Significance of UART in embedded Linux development
Linux porting is a difficult task. We can’t simply boot a Linux board by building u-boot, kernel, and root file system images. This type of approach never works. It will end up with several issues like kernel panics, device driver issues, device tree issues, bootloader issues, etc…
So to debug entire system, we need an interface that can send debug information from Linux hardware (raspberry pi) to a computer. There are three possible ways
Network and Video interfaces are not so popular in terms of system debugging. They need special hardware and initializations. Much custom Linux hardware doesn’t come with and video and network interface. In fact, network and video interface are not available during first a bootloader stage.
But UART is considered to be a basic peripheral for all SOCs. UART does not require any special hardware. Transmitter (Tx) and receiver (Rx) lines are enough to debug entire system.
Raspberry PI UART pins
***** Download Raspberry Pi B+ schematics here *****
For any board, first of all you need to find the ‘tx’ and ‘rx’ lines of the UART. For this, you need board schematics. Download raspberry pi schematics from the above link.
For raspberry, UART ‘tx’ and ‘rx’ pins are available on GPIO header (J8 connector). Refer “GPIO EXPANSION“ section in the schematics.
On GPIO header, pin-8 and pin-10 are UART ‘tx’ and ‘rx’ pins.
PIN8 – TXD
PIN9 – RXD
Raspberry Pi board ‘tx’, ‘rx’ pin identification has shown below. You can use PIN6 as common ground between raspberry Pi and a computer.
RPi UART to a computer
Two ways you can connect the UART to a computer

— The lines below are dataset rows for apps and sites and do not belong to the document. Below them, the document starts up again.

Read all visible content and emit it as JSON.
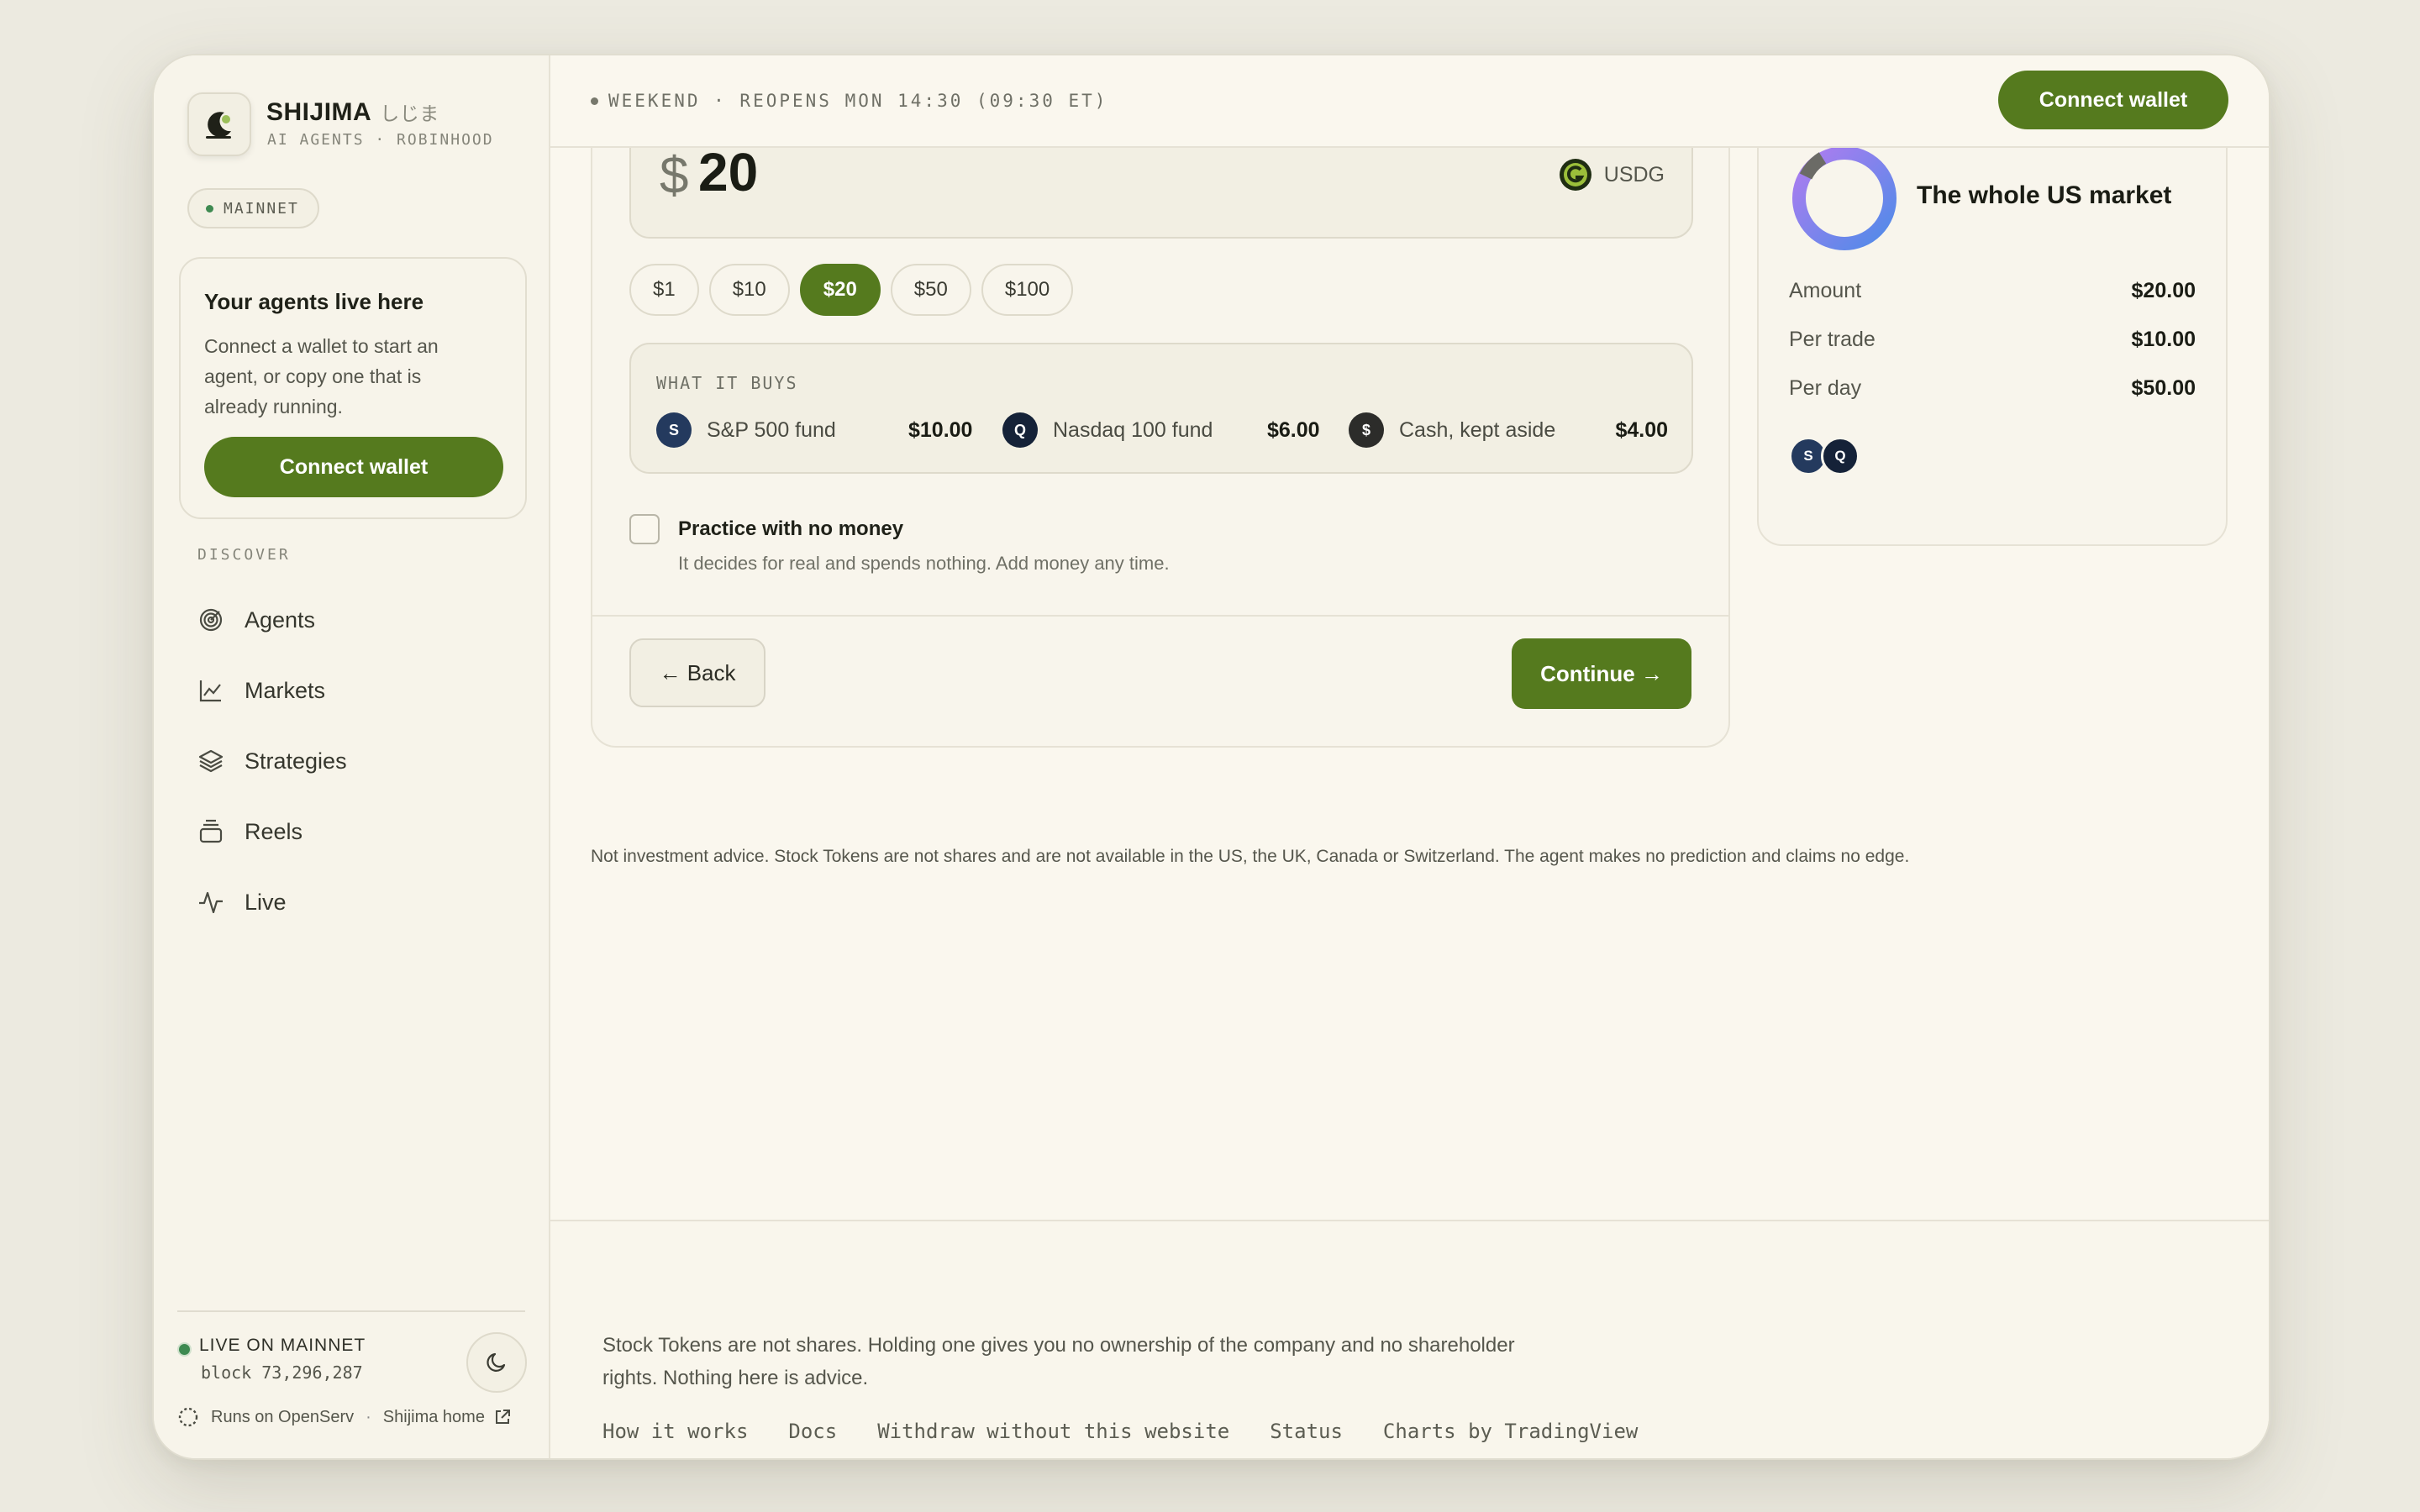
{
  "brand": {
    "name": "SHIJIMA",
    "jp": "しじま",
    "subtitle": "AI AGENTS · ROBINHOOD",
    "network": "MAINNET"
  },
  "sidebar": {
    "card": {
      "title": "Your agents live here",
      "body": "Connect a wallet to start an agent, or copy one that is already running.",
      "button": "Connect wallet"
    },
    "section_label": "DISCOVER",
    "nav": [
      {
        "label": "Agents",
        "icon": "radar-icon"
      },
      {
        "label": "Markets",
        "icon": "line-chart-icon"
      },
      {
        "label": "Strategies",
        "icon": "layers-icon"
      },
      {
        "label": "Reels",
        "icon": "stack-icon"
      },
      {
        "label": "Live",
        "icon": "pulse-icon"
      }
    ],
    "status": {
      "live": "LIVE ON MAINNET",
      "block": "block 73,296,287"
    },
    "runs_on": "Runs on OpenServ",
    "home_link": "Shijima home"
  },
  "topbar": {
    "market_status": "WEEKEND · REOPENS MON 14:30 (09:30 ET)",
    "connect_button": "Connect wallet"
  },
  "setup": {
    "currency_symbol": "$",
    "amount": "20",
    "token": "USDG",
    "presets": [
      "$1",
      "$10",
      "$20",
      "$50",
      "$100"
    ],
    "selected_preset": "$20",
    "buys_label": "WHAT IT BUYS",
    "allocations": [
      {
        "badge": "S",
        "name": "S&P 500 fund",
        "amount": "$10.00",
        "color": "#243a5e"
      },
      {
        "badge": "Q",
        "name": "Nasdaq 100 fund",
        "amount": "$6.00",
        "color": "#152238"
      },
      {
        "badge": "$",
        "name": "Cash, kept aside",
        "amount": "$4.00",
        "color": "#2c2c2a"
      }
    ],
    "practice": {
      "title": "Practice with no money",
      "subtitle": "It decides for real and spends nothing. Add money any time.",
      "checked": false
    },
    "back_button": "← Back",
    "continue_button": "Continue →"
  },
  "disclaimer": "Not investment advice. Stock Tokens are not shares and are not available in the US, the UK, Canada or Switzerland. The agent makes no prediction and claims no edge.",
  "summary": {
    "title": "The whole US market",
    "rows": [
      {
        "label": "Amount",
        "value": "$20.00"
      },
      {
        "label": "Per trade",
        "value": "$10.00"
      },
      {
        "label": "Per day",
        "value": "$50.00"
      }
    ],
    "badges": [
      "S",
      "Q"
    ]
  },
  "footer": {
    "note": "Stock Tokens are not shares. Holding one gives you no ownership of the company and no shareholder rights. Nothing here is advice.",
    "links": [
      "How it works",
      "Docs",
      "Withdraw without this website",
      "Status",
      "Charts by TradingView"
    ]
  },
  "colors": {
    "accent": "#557a1e",
    "background": "#faf7ee",
    "live": "#3e8a51"
  }
}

Via a USB to UART converter
Via a standard RS232 port
For more detail: How to connect Raspberry Pi UART to a computer